[Burton, William W.], "Little Willie," Juvenile Instructor, 1 Apr. 1893, 204, 206-7.
Before reaching Laramie the company passed a very large number of Sioux Indians. There seemed to be thousands of them. They did not appear to very friendly. It was afterwards learned that there were some differences between them and the soldiers situated at Fort Laramie, and next day it culminated in a fight, when on of the chiefs were killed. By this time the company had reached the Black Hills, and late at night drove into camp alongside of Captain Brown's company. Next morning a Crow Indian, and special friend of a post trader whose place was not far from camp, gave him the news of the Laramie trouble with the Sioux Indians, and warned him to flee immediately, as they would probably murder all the white people they could find, for they were on the war path and traveling westward. The trader and Indian visited the camp and informed Job Smith, the captain, of the situation, who immediately consulted with Captain Brown (whose company was ready to start), and desired him to wait till his company could also get their cattle up, and then the two companies started together. But Captain Brown declined and moved on. The cattle had been driven off two or three miles to get feed. Willie and three others were sent after them and brought them up with all possible speed. In a few minutes the cattle were yoked up and the wagons rolled out.
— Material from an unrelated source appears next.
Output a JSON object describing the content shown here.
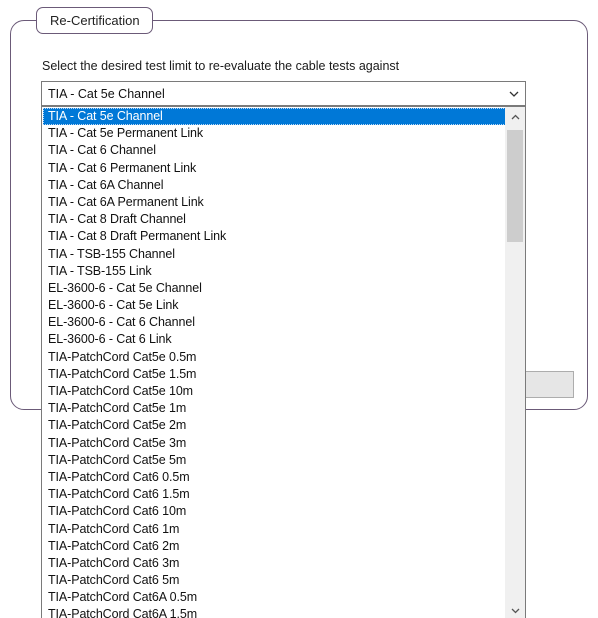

The cattle also seemed to partake of the fear felt by the people, and traveled much faster than usual. About two o'clock p.m. they stopped at a swampy place, where the grass was good, and gave them a good feed, then rolled out again and traveled till sunset. A corral was formed, and the cattle with yokes were chained to the wheels inside. Many of the sisters especially were alarmed at fires seen on distant hills, which were said to indicate the presence of Indians. As soon as darkness came on the company moved onward again. The cattle seemed frightened and traveled remarkably fast till nearly morning, and in this way the company succeeded in avoiding trouble with the Indians. Some time before this a Brother Ford, now residing in Centerville, Davis County, was taken sick with mountain fever, and was now reduced nigh unto death. He could not walk and had to be moved like a child, and while lying helplessly sick in the wagon the train moved on up a dugway. About half way up was a very sharp turn, and on the off-side quite a precipice. A little boy was driving team. The off hind wheel slid down to the very edge of the precipice. Willie, who was driving the next team behind, and was close up to the wagon in which Brother Ford was riding, instantly took in the situation, sprang on to the nigh hind wheel and told the cattle to stop, and called for help, and his weight balanced the wagon till other teamsters near at hand came to the rescue. The cattle were kept still and the wagon held in position until Brother Ford had been lifted out, and the wagon was then put on the firm road again. All felt very thankful that Brother Ford and his team had been saved, for had they fell it must have been certain death. As the company neared the Sweet water, Brother Ford took a turn for the better, but was still extremely feeble. He was told that a little good French brandy would do him good. A man in the company named H. J. Jarvis had a keg of it. He was asked to let Brother Ford have a little, but refused, and in the absence of money the latter offered his watch as security, promising to redeem it as soon as possible after the arrival of the company, but all to no purpose. Jarvis did not wish to break into the keg, and therefore the sick man had to get along without it as best he could. At night Willie and some others were sitting around the camp fire talking with Captain Job Smith about the matter, when Captain Smith said, "That man has got but little feeling; but you take notice, that keg of brandy will not reach Salt Lake in safety." This saying became known throughout the camp, and was frequently a topic for conversation during the rest of the journey. Finally camp was formed at the western foot of the Little Mountain, in Emigration Canyon, and the cattle were unyoked for the last time before arrival at Salt Lake City. Many remarks were made as the still safe condition of the noted brandy keg and its contents, and it was believed that the captain would not prove to be a true prophet. The night passed away, and early morning found the camp astir and full of joy that their long and wearisome journey of over eight months would be ended soon after noon that day. In this found anticipation and rejoicing all in camp appeared to have forgotten the story of the brandy keg. As the cattle were hitched up the wagons rolled out. The only prevailing idea seemed to be that the journey would end that day; but all the wagons had hardly left the camp ground before the wagon carrying the brandy upset. One end of the keg came out, and the brandy suddenly mixed with the waters of the Canyon Creek, and coursed on its downward path to mix with the salt waters of the Great Salt Lake, and all the camp rejoiced except the owner of the keg. Without further interruption the company reached Salt Lake City in the afternoon, and many hearts were made glad in meeting father, mother, sister, brother , or dear friends who had gone to Utah before them, who brought supplies of bread, potatoes, etc., for the incoming company, who had been on short ration for some time. The night before Willie and some others gathered mushrooms for supper, their provisions having given out. The great mealy potatoes and loaves of bread that their friends had brought appeared more beautiful than would nuggets of gold. The company had been over three months crossing the plains from the Missouri River, during which time they had never seen any vegetables. Therefore, this first meal in the valley of Great Salt Lake seemed to be the sweetest and best they had ever eaten.